Lgenia in Fortville, made up of former Eli Lilly scientists, is among those trying to develop tuberculosis medications that don't have to be taken as often as current ones and are less expensive. Staff photo by Tom Russo
Lgenia in Fortville, made up of former Eli Lilly scientists, is among those trying to develop tuberculosis medications that don't have to be taken as often as current ones and are less expensive. Staff photo by Tom Russo
FORTVILLE — A group of scientists in downtown Fortville is working to help the poorest parts of the world battle one of its deadliest diseases.

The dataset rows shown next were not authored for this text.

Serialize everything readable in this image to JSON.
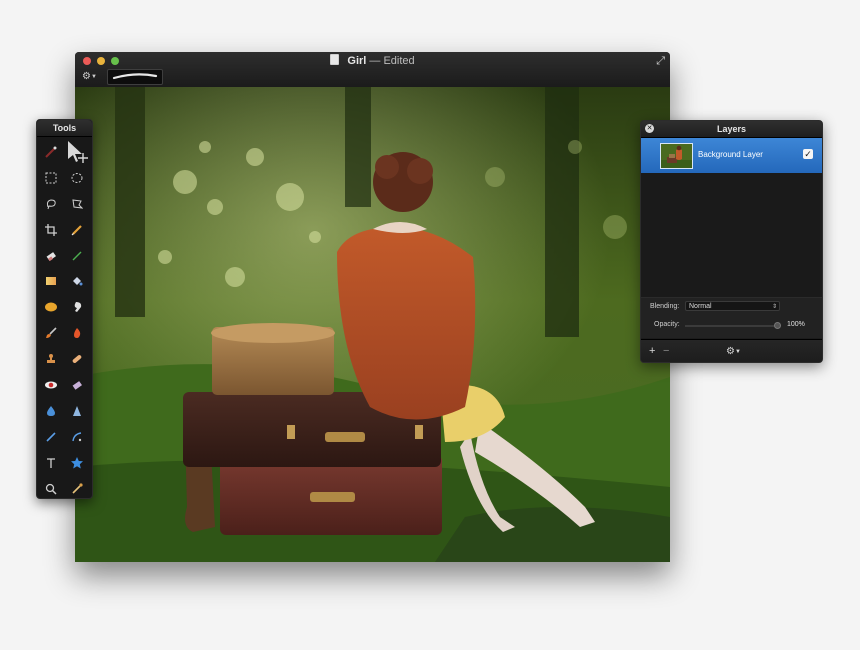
{
  "window": {
    "title": "Girl",
    "title_suffix": "— Edited",
    "traffic_lights": {
      "close": "#ec5b57",
      "minimize": "#e9b33c",
      "maximize": "#67c04b"
    },
    "icons": {
      "document": "document-icon",
      "fullscreen": "fullscreen-icon",
      "gear": "gear-icon"
    }
  },
  "tools": {
    "title": "Tools",
    "items": [
      "magic-wand-icon",
      "move-icon",
      "rectangular-select-icon",
      "elliptical-select-icon",
      "lasso-icon",
      "polygon-lasso-icon",
      "crop-icon",
      "pen-icon",
      "eraser-icon",
      "pencil-icon",
      "gradient-icon",
      "paint-bucket-icon",
      "smudge-icon",
      "clone-stamp-icon",
      "brush-icon",
      "burn-icon",
      "stamp-icon",
      "bandage-icon",
      "red-eye-icon",
      "erase-block-icon",
      "blur-drop-icon",
      "sharpen-icon",
      "line-icon",
      "bezier-icon",
      "text-icon",
      "shape-star-icon",
      "zoom-icon",
      "eyedropper-icon"
    ]
  },
  "layers": {
    "title": "Layers",
    "items": [
      {
        "name": "Background Layer",
        "visible": true
      }
    ],
    "blending_label": "Blending:",
    "blending_value": "Normal",
    "opacity_label": "Opacity:",
    "opacity_value": "100%",
    "opacity_fraction": 1.0,
    "footer_add": "+",
    "footer_remove": "−",
    "selection_color": "#2f78cc"
  }
}
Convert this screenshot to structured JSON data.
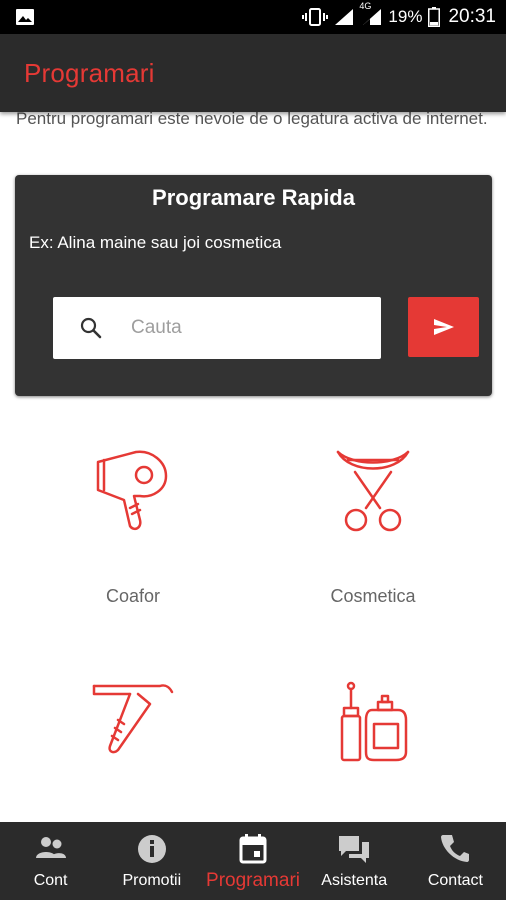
{
  "status_bar": {
    "network_label": "4G",
    "battery_percent": "19%",
    "time": "20:31"
  },
  "app_bar": {
    "title": "Programari"
  },
  "notice": "Pentru programari este nevoie de o legatura activa de internet.",
  "quick_booking": {
    "title": "Programare Rapida",
    "example": "Ex: Alina maine sau joi cosmetica",
    "search_placeholder": "Cauta",
    "search_value": ""
  },
  "categories": [
    {
      "label": "Coafor",
      "icon": "hair-dryer-icon"
    },
    {
      "label": "Cosmetica",
      "icon": "eyelash-curler-icon"
    },
    {
      "label": "",
      "icon": "straight-razor-icon"
    },
    {
      "label": "",
      "icon": "nail-polish-perfume-icon"
    }
  ],
  "bottom_nav": {
    "items": [
      {
        "label": "Cont",
        "icon": "people-icon"
      },
      {
        "label": "Promotii",
        "icon": "info-icon"
      },
      {
        "label": "Programari",
        "icon": "calendar-icon"
      },
      {
        "label": "Asistenta",
        "icon": "chat-icon"
      },
      {
        "label": "Contact",
        "icon": "phone-icon"
      }
    ],
    "active": "Programari"
  },
  "colors": {
    "accent": "#e53935",
    "app_bar": "#2b2b2b",
    "card": "#333333"
  }
}
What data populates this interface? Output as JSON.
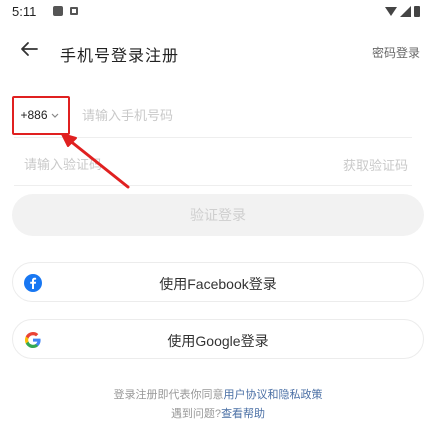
{
  "status_bar": {
    "time": "5:11",
    "icons": [
      "notification-icon",
      "notification-icon",
      "wifi-icon",
      "signal-icon",
      "battery-icon"
    ]
  },
  "app_bar": {
    "back_icon": "arrow-left-icon",
    "title": "手机号登录注册",
    "password_login_label": "密码登录"
  },
  "phone": {
    "country_code": "+886",
    "placeholder": "请输入手机号码"
  },
  "code": {
    "placeholder": "请输入验证码",
    "get_code_label": "获取验证码"
  },
  "verify_login_label": "验证登录",
  "social": {
    "facebook_label": "使用Facebook登录",
    "google_label": "使用Google登录"
  },
  "footer": {
    "agreement_prefix": "登录注册即代表你同意",
    "agreement_link": "用户协议和隐私政策",
    "help_prefix": "遇到问题?",
    "help_link": "查看帮助"
  },
  "colors": {
    "highlight": "#e02020",
    "link": "#4a6fa5",
    "facebook": "#1877f2"
  }
}
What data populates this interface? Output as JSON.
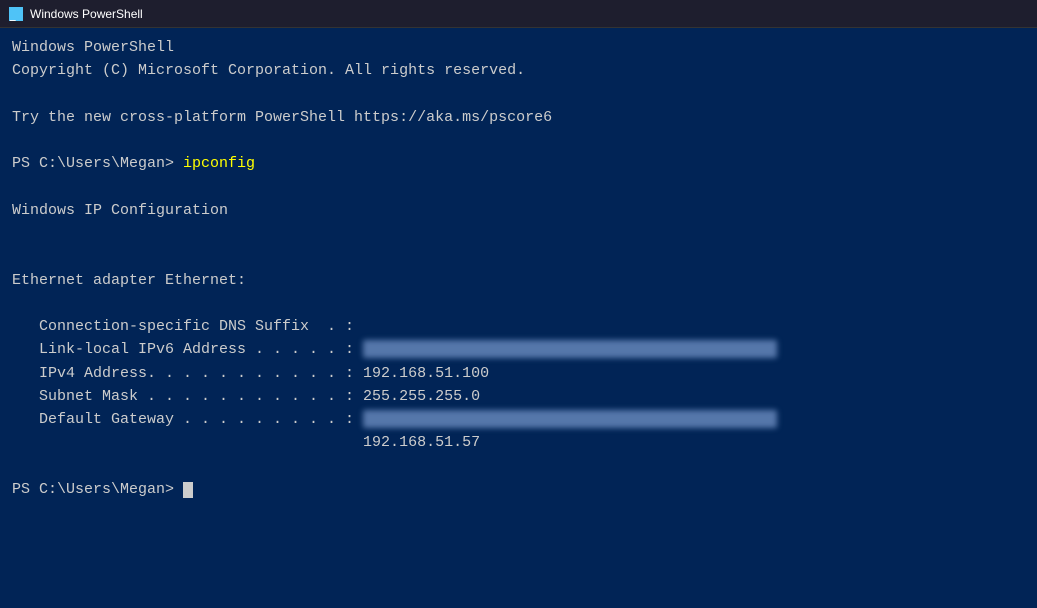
{
  "titleBar": {
    "title": "Windows PowerShell",
    "iconColor": "#4fc3f7"
  },
  "terminal": {
    "line1": "Windows PowerShell",
    "line2": "Copyright (C) Microsoft Corporation. All rights reserved.",
    "line3": "",
    "line4": "Try the new cross-platform PowerShell https://aka.ms/pscore6",
    "line5": "",
    "line6_prefix": "PS C:\\Users\\Megan> ",
    "line6_cmd": "ipconfig",
    "line7": "",
    "line8": "Windows IP Configuration",
    "line9": "",
    "line10": "",
    "line11": "Ethernet adapter Ethernet:",
    "line12": "",
    "line13": "   Connection-specific DNS Suffix  . :",
    "line14_prefix": "   Link-local IPv6 Address . . . . . : ",
    "line14_blurred": "████████████████████████████████████",
    "line15": "   IPv4 Address. . . . . . . . . . . : 192.168.51.100",
    "line16": "   Subnet Mask . . . . . . . . . . . : 255.255.255.0",
    "line17_prefix": "   Default Gateway . . . . . . . . . : ",
    "line17_blurred": "███████████████████████████████████",
    "line18": "                                       192.168.51.57",
    "line19": "",
    "line20_prefix": "PS C:\\Users\\Megan> ",
    "line20_cursor": true
  }
}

They used to be colleagues at Eli Lilly and Co. Now they make up Lgenia, which is working to find a way to treat tuberculosis in places where current remedies are infeasible. The team is part of a group that the Bill & Melinda Gates Foundation sponsors and which shares their goal.

Lgenia CEO Philip Hipskind, Ph.D., retired from Lilly Research Laboratories in 2017 before starting Lgenia in the Fortville Business Center in April 2018. He brought four of his former Lilly colleagues with him: David Mendel, Karen Lobb, Renhua Li and Greg Durst.

Tuberculosis is one of the top 10 causes of death and was the deadliest infectious disease in 2017, according to the latest data available from the World Health Organization. TB killed an estimated 1.6 million people in 2017, and 10 million people are believed to have developed the disease that same year.

“The disease itself… is a more complicated disease than anything I’ve ever worked on,” Hipskind said.

That’s because tuberculosis bacteria “hides out” in a substance in the lungs called caseum, he continued.

“Caseum is like cottage cheese, and if you don’t kill the bugs inside the cottage cheese, they’re going to relapse,” he said.

Hipskind said available medicines are not able to penetrate caseum and are usually metabolized and cleared from the body quickly.

“So unless you want a person in a third world country having to take a cup full of pills every hour, you have a problem,” he said.

Existing medications take six months to two years to work and come with many side effects, Hipskind said.

Lgenia is part of the TB Drug Accelerator Program, which the Bill & Melinda Gates Foundation sponsors.

“If you’re going to tackle this disease, you should bet on this team,” Hipskind said of the program.

The program’s goal is to develop tuberculosis medications that don’t have to be taken as often as current ones and are less expensive to make.

“Our charge is to come up with a new drug that works in a month or less and is safe,” Hipskind said.

He said it’s a daunting challenge but one Lgenia doesn’t shy away from.

“It’s the kind of thing we live for,” he said.

Lgenia’s scientists conceive chemical compounds that could go on to become the faster-acting tuberculosis medications of the future. A laboratory in India synthesizes their ideas before sending the compounds to labs in Seattle; Fort Collins, Colorado; and Europe to test them on TB.

Hipskind said Lgenia did the work of about 60 projects last year for the price of about one-tenth that amount. They won’t know if any of them are successful for at least two to three years, he added.

Karen Lobb, a senior portfolio director at Lgenia, said if the company succeeds, it will make a “huge difference for tuberculosis patients around the world.”

“I can’t imagine a more fulfilling job,” she added.

Hipskind is well aware of how difficult it is to create medicines for complicated diseases. He spent his career at Lilly working on medications for ailments like diabetes, cancer and nervous system disorders. His research group put 17 compounds in clinical trials over 36 years. While that’s “a really impressive track record,” he said, none of the drugs were approved.

“That’s typical,” he continued. “If it was easy, they wouldn’t call it ‘research.’ They’d call it ‘search.’”

Hipskind’s group was able to achieve that impressive track record because it excelled at what’s called lead generation — the early stage of research.

“We were able to pick fruitful avenues that will lead to clinical compounds that can be used to test whether or not that compound is useful in a disease,” he said. “…If you don’t have the compound to try it, you don’t have a chance.”

His group’s success in lead generation inspired his new company’s name. He combined the words and added “ia” — Latin for “essence of” — to create Lgenia, or “the essence of lead generation.”

“It’s incredibly fun to have an opportunity like this to help people, to run a business, to make a difference,” he said.

-30 -

Copyright © 2019 Daily Reporter